High Society Review

Richmond Theatre, London until Saturday 3 November 2018
Reviewed by Lisa Harlow
High Society is a musical based on the 1959 film of the same name which starred Grace Kelly, Bing Crosby and Frank Sinatra. The score by Cole Porter includes true classics such as True Love, Who Wants to be a Millionaire and Let’s Misbehave. BROS Theatre company are an amateur dramatic company and the only non-commercial organisation to perform at Richmond Theatre.
We join them hosting this riotous pre-wedding party for the wealthy Newport, Rhode Island, socialite Tracy Samantha Lord (Heather Stockwell) to George Kittredge (Jason Thomas), the up and coming but rather boring businessman. Throw in the return of C.K. Dexter Haven (Nick Moorhead), former husband who remains in love with her and a new suitor in the guise of faux reporter Mike Connor (Jacob Botha), and the entanglements bubble away nicely with the gratuitous servings of champagne.
We follow the high jinx as Tracy begins an elaborate charade for the made up newspaper Spy Magazine who are supposedly covering the wedding, but are in fact in possession of compromising information about her father. The cast find their voices and volume as the performance progresses: the vocals throughout are smooth and soaring with Tracy and Dexter’s standing out in particular. The choreography and movements are largely well executed and allow you to immerse into the classic steps of the time. There are frequent set changes which provide an interesting backdrop to the show, although presented a few near misses on stage.
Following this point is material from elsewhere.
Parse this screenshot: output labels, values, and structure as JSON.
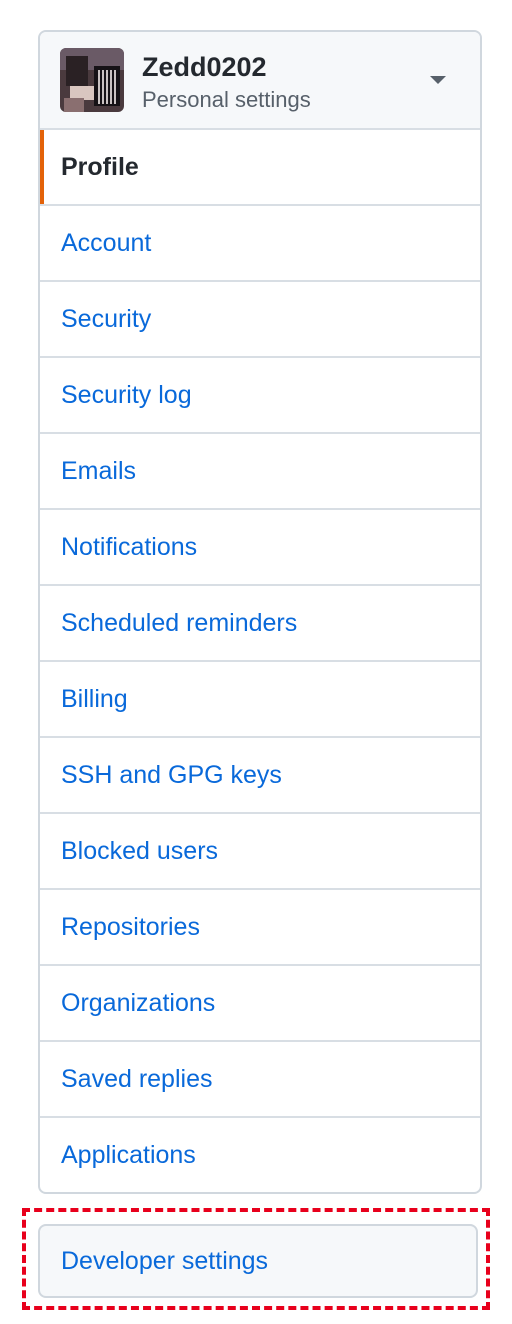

Rebecca Nardin as the younger, wiser sister Dinah Lord is notable for her confident and composed performance throughout. Her scene with Tracy presenting themselves as eccentric, self centred and spoilt rich kids is very entertaining, and the humorous scenes are well done.  A live orchestra provide the high quality musical score, adding more old fashioned glamour to the hairstyles and extravagant partying. These elegant, tipsy “privileged classes” certainly seduce the audience alongside Mike Connor. This is an overall enjoyable embrace with a glass of gin in its hand telling the age old story of remembering where your true heart lies, no matter what where the money resides.